AAA offers services to help members save on costly repair bills including:
- AAA Approved Auto Repair – AAA inspects and approves nearly 8,000 auto repair shops in the U.S. and Canada, including 630 in Southern California. Approved shops meet tough professional standards for customer service, cleanliness, equipment, training, warranties and dispute resolution. All AAA members receive a free maintenance inspection upon request in conjunction with any other paid service. Additionally, many AAA Approved Auto Repair shops participate in the AAA Show Your Card & Save® program, providing discounts on repair and maintenance to AAA members. A listing of nearby approved shops is available at AAA.com/Repair.

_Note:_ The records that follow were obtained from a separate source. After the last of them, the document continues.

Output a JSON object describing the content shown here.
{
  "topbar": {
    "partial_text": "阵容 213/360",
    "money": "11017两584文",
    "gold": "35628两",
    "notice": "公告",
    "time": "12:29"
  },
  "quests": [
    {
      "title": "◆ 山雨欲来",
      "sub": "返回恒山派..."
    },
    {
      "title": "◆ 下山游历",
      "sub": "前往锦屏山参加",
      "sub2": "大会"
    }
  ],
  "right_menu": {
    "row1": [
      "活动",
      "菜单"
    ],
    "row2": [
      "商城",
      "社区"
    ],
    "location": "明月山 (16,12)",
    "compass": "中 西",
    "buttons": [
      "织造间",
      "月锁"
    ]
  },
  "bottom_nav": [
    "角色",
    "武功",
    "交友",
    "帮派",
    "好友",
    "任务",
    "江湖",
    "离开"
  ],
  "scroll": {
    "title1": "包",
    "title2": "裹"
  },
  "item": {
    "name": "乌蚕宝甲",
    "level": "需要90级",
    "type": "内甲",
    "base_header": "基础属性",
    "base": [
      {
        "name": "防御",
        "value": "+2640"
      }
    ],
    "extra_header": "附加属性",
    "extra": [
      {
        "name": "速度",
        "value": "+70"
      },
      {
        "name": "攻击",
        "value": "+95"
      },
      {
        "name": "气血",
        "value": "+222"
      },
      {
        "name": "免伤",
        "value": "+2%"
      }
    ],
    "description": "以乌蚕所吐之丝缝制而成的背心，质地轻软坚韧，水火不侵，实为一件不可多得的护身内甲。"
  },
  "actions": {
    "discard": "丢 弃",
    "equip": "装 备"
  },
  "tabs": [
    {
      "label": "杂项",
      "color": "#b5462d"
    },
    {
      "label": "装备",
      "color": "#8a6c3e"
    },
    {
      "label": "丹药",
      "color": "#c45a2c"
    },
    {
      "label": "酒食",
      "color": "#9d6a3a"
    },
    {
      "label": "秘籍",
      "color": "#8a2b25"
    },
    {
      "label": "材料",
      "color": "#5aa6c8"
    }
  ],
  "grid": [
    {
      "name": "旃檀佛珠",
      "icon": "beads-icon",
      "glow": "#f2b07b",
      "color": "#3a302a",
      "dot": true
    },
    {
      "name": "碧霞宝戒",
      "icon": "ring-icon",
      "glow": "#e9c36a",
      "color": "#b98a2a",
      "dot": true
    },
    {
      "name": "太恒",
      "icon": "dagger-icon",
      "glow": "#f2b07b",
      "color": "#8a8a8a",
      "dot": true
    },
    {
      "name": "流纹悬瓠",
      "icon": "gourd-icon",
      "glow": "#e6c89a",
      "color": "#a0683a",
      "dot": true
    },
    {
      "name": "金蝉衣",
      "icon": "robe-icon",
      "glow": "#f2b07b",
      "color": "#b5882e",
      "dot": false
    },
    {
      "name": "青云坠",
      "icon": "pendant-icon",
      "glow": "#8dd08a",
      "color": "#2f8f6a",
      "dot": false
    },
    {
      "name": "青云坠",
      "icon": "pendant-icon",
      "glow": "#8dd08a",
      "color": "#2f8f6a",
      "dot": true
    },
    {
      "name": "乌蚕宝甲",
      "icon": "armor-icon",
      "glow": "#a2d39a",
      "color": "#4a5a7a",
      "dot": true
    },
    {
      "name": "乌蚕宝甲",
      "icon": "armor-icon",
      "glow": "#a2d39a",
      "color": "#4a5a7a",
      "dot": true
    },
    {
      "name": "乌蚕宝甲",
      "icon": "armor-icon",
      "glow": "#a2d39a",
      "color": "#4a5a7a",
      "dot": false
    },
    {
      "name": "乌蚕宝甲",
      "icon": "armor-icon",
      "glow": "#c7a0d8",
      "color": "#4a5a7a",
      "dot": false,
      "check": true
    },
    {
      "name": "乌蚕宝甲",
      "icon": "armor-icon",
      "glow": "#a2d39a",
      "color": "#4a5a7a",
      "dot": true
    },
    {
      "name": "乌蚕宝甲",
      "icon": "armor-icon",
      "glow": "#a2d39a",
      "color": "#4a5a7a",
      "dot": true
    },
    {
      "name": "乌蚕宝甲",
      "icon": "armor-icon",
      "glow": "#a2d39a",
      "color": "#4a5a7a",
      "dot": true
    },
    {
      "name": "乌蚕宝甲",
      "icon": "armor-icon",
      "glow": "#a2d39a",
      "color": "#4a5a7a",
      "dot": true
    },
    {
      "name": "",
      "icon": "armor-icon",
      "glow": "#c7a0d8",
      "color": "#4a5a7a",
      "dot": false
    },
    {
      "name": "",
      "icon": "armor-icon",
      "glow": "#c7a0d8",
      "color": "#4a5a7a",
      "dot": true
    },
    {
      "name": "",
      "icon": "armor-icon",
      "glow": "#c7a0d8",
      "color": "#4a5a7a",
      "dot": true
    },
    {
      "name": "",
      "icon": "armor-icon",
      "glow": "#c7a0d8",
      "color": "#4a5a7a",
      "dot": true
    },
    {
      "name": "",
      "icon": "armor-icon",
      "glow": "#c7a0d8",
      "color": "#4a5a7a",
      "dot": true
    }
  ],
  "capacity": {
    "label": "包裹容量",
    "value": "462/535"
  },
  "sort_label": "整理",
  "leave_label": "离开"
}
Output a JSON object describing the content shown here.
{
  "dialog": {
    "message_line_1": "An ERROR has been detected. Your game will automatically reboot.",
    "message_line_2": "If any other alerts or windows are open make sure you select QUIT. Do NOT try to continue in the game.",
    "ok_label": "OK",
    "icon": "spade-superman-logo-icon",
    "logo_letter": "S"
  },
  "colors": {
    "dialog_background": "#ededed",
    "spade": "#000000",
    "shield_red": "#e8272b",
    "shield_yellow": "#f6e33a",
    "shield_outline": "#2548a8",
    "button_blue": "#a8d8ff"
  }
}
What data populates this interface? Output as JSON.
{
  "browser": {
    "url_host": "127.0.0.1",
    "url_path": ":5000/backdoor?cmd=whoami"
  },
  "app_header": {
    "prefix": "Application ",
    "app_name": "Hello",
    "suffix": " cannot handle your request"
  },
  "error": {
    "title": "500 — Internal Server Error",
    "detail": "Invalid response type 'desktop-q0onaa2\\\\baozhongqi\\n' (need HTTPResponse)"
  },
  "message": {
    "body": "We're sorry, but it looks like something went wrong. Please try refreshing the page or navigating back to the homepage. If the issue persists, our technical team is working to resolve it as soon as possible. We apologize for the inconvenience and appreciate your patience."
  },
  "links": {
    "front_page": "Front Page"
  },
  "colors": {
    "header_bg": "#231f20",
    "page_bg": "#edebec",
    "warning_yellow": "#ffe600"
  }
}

- AAA Member Rewards Visa – For those who pay for auto repairs with their credit card, the AAA Member Rewards Visa® credit card offers members an opportunity to earn vouchers good towards auto repairs at AAA Approved Auto Repair facilities. In addition to 2,500 bonus points, members receive one point for every dollar they spend with triple points on AAA and travel purchases and double points on gas, grocery and drug store purchases. Members can redeem as little as 5,000 points for vouches good at any AAA Approved Auto Repair facility, allowing this month’s repair bill to help pay for future ones. Members can apply for the AAA Member Rewards Visa at AAA.com/Member Rewards.
The telephone survey was conducted among a sample of 1,009 adults, 18 years and older living in the continental United States. The survey has an average statistical error of ± 3.6 percent at the 95 percent confidence level of all U.S. adults.